Owen unearths what goes unseen in ‘Other People’s Love Affairs’
By Lou Fancher
Ten short stories in D. Wystan Owen’s debut collection, “Other People’s Love Affairs” (Algonquin Books, $15.95. 224 pages) read like a deconstructed novel. Joined by location in Glass, a fictional British coastal town, the protagonists never interact directly. Even so, the stories seem to revolve around a second locus as characters appear to exist on the periphery of their individual lives. The Marin County writer’s collection therefore spreads itself like an analog timepiece taken apart—the scattered pieces not required to reassemble but clearly parts of a unified structure.
Bay Area native Owen, 34, attended Berkeley High School. He holds graduate degrees in creative writing from UC Davis and the Iowa Writers’ Workshop. Co-founder of The Bare Life Review with his wife, Ellen Namakaokealoha Kamoe, and Nyuol Lueth Tong, the biannual publishes work by immigrant and refugee authors, often early in their careers. Owen’s work has appeared in A Public Space, The American Scholar, Literary Hub and more.
“I like the word “fragility” being used,” he says, responding in an interview to a word applied to his writing. “That was my whole goal: celebrating that people and things are fragile. We’re taught as writers that we’re supposed to tell stories with authority: take out adverbs and adjectives. I like to write against that.”
Writing “against” convention means Owen often uses the passive voice. Restating phrases or sentences is another attribute he employs to suggest uncertainty or differing points of view. The repetition, slightly altered, also represents a character’s attempt to document something with earnestness. Owen is also fascinated to encounter similar concepts applied to voices. “I love the way Billie Holiday will rephrase something so it sounds like a question, and then next, like something she can hardly bear singing,” he says. “I like to listen to people as they stammer, or hesitate.” His own father’s accent, he adds, has had tremendous impact on his work. “Reticences, hesitations, even if it’s all English, resonate to me. The manner in which a person speaks, distinctively, is definitive of that person or a description of a place.”
Which explains why, as a fan of baseball, Owen appreciates the game most for interstitial moments a casual observer might not notice. “It’s the pitcher deciding what to throw, the batter trying to guess what’s coming. That has subtext, it’s friction and emotion,” he says.
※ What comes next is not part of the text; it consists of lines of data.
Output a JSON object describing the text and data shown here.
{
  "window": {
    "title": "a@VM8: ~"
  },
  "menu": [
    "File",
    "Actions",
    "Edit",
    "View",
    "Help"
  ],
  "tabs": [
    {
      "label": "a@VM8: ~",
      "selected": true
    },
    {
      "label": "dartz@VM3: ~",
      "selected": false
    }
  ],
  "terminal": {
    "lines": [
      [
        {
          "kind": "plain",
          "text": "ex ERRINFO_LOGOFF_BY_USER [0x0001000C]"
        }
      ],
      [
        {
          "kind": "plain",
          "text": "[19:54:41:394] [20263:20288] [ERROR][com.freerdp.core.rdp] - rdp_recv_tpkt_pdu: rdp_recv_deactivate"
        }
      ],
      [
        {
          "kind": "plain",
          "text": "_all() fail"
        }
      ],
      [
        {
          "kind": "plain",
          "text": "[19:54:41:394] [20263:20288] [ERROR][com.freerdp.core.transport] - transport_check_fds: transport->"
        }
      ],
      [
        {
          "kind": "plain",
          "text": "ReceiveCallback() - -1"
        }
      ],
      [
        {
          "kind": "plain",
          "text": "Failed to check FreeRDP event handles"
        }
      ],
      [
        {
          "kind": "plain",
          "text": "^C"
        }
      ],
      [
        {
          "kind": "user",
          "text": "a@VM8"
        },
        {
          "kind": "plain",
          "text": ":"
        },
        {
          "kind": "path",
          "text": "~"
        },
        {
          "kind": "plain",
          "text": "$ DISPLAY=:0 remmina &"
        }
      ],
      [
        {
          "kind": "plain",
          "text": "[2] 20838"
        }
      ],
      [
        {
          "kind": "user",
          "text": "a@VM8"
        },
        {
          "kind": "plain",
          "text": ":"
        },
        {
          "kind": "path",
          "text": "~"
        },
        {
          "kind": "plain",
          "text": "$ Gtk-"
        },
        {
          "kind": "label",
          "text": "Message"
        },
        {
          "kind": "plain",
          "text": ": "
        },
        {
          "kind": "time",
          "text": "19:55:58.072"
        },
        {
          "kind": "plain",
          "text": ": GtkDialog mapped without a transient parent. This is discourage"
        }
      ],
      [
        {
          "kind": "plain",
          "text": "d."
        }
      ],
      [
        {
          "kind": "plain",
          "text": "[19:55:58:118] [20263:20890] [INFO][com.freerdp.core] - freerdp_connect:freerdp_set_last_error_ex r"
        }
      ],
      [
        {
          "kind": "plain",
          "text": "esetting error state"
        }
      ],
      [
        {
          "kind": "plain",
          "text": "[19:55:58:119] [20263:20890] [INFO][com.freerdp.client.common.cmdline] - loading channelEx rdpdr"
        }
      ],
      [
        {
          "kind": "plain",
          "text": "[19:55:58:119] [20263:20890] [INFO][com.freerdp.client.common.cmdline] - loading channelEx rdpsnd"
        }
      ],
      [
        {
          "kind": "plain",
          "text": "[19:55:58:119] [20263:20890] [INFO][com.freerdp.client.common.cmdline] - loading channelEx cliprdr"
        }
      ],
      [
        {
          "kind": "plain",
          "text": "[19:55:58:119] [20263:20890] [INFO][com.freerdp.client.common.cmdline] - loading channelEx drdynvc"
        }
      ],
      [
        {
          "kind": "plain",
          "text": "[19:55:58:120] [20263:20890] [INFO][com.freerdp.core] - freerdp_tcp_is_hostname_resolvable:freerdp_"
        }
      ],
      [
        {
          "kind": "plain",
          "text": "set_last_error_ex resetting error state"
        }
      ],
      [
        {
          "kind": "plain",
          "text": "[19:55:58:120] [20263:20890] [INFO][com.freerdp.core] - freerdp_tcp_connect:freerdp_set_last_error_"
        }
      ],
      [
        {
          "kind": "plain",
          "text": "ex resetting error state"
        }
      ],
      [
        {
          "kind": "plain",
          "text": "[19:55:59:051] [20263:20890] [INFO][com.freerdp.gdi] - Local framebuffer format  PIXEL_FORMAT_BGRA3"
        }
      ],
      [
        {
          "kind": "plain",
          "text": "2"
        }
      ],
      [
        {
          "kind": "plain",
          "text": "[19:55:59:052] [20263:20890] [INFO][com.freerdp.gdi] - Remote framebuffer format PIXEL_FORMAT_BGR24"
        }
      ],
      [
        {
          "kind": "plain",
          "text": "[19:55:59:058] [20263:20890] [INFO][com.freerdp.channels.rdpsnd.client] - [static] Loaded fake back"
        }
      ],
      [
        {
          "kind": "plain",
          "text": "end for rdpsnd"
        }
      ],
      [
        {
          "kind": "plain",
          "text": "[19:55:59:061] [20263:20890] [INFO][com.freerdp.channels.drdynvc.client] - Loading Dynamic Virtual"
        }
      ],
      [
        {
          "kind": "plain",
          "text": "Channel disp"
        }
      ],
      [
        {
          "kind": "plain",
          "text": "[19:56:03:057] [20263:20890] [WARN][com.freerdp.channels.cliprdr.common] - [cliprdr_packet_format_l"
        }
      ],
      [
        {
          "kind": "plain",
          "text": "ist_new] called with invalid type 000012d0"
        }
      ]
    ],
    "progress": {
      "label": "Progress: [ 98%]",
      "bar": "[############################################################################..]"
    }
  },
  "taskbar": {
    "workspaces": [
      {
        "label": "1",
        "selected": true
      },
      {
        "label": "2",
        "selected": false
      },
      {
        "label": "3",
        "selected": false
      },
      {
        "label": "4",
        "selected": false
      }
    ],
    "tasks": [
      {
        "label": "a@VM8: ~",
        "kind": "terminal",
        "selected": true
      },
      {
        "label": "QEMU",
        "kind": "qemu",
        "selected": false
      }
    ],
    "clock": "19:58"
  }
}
The keen power of observation carries over into his literature. Although the characters often appear estranged from their own and others’ feelings, there’s a sympathetic sheen, a nostalgia to his style. He writes, for instance, in the voice of Louise, the main character in his “Housekeeper” story, who is mulling over her lifelong feelings of alienation. “Even now, she felt that: at thirty years-old, her very life hung about her like an ill-fitting garment.”
“Housekeeper was one of the first stories I wrote. It felt like a milestone. I found an eerieness. The way Louise moves into Mr. Harris’ life, the takeover of his space, the parasitic nature, was something I explored. It’s one of the many things I took from (shnovelist and short story writer) William Trevor; the way people create imagined lives and slowly remove themselves from their real lives.”
Owen mentions other authors whose books or direct instruction influence him – in particular, Bay Area author Yiyun Li, who as his teacher introduced him to Graham Greene, V.S. Pritchett, Edith Wharton, Katherine Mansfield and others. In his reading, serendipity plays a role. “I move willy-nilly through my own list. Right now, I’m reaching back to (Greene’s 1938) ‘Brighton Rock’.”
Although the stories in the new collection were written non-consecutively, the order did not change after he sold the work to the publisher. “The order, with the wide angle view in the first story, was deliberate,” he says. Symmetrically, the last story closes in an intimate scene with two people, but one character’s thoughts zoom out geographically, suggesting outside, future possibilities.
Owen’s writing process is more unpredictable. Plot and events are unplanned. “It’s almost accidental. I’m exploring things that catch my attention as I’m writing. It’s an artifact of my curiosity that there are shifts in point of view that create dramatic irony. If I try to think up an idea, it’s never as good as the story having its own intelligence.” Even so, he doggedly examines each story for its emotional logic, through countless redrafts striving to “place an experience or feeling in the body of a reader.”
Naturally, peripheral characters—a fruit buyer here, a bus driver there—haunt him and invite thoughts of linking them in a second collection. Or a novel? Owen says the intensity of attention short stories require “won’t tolerate” the diffused focus of a novel. “I’d like to write a novel,” he admits, “but I won’t give up on short stories. I love the form.”